> [Data supplied]
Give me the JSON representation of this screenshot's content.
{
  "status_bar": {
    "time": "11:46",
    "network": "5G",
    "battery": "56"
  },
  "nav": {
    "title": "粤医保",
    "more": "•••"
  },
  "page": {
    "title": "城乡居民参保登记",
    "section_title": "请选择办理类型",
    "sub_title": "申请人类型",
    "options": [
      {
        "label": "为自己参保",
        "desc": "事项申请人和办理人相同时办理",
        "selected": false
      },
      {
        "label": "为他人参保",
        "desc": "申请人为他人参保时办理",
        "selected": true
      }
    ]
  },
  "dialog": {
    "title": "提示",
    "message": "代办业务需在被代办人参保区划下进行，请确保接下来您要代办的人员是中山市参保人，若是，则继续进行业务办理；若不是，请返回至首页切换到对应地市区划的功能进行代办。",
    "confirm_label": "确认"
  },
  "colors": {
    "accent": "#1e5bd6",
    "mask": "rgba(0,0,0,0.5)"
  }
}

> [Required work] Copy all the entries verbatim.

> [The completed task]
Give me the JSON representation of this screenshot's content.
{
  "status_bar": {
    "time": "11:46",
    "network": "5G",
    "battery": "56"
  },
  "nav": {
    "title": "粤医保",
    "more": "•••"
  },
  "page": {
    "title": "城乡居民参保登记",
    "section_title": "请选择办理类型",
    "sub_title": "申请人类型",
    "options": [
      {
        "label": "为自己参保",
        "desc": "事项申请人和办理人相同时办理",
        "selected": false
      },
      {
        "label": "为他人参保",
        "desc": "申请人为他人参保时办理",
        "selected": true
      }
    ]
  },
  "dialog": {
    "title": "提示",
    "message": "代办业务需在被代办人参保区划下进行，请确保接下来您要代办的人员是中山市参保人，若是，则继续进行业务办理；若不是，请返回至首页切换到对应地市区划的功能进行代办。",
    "confirm_label": "确认"
  },
  "colors": {
    "accent": "#1e5bd6",
    "mask": "rgba(0,0,0,0.5)"
  }
}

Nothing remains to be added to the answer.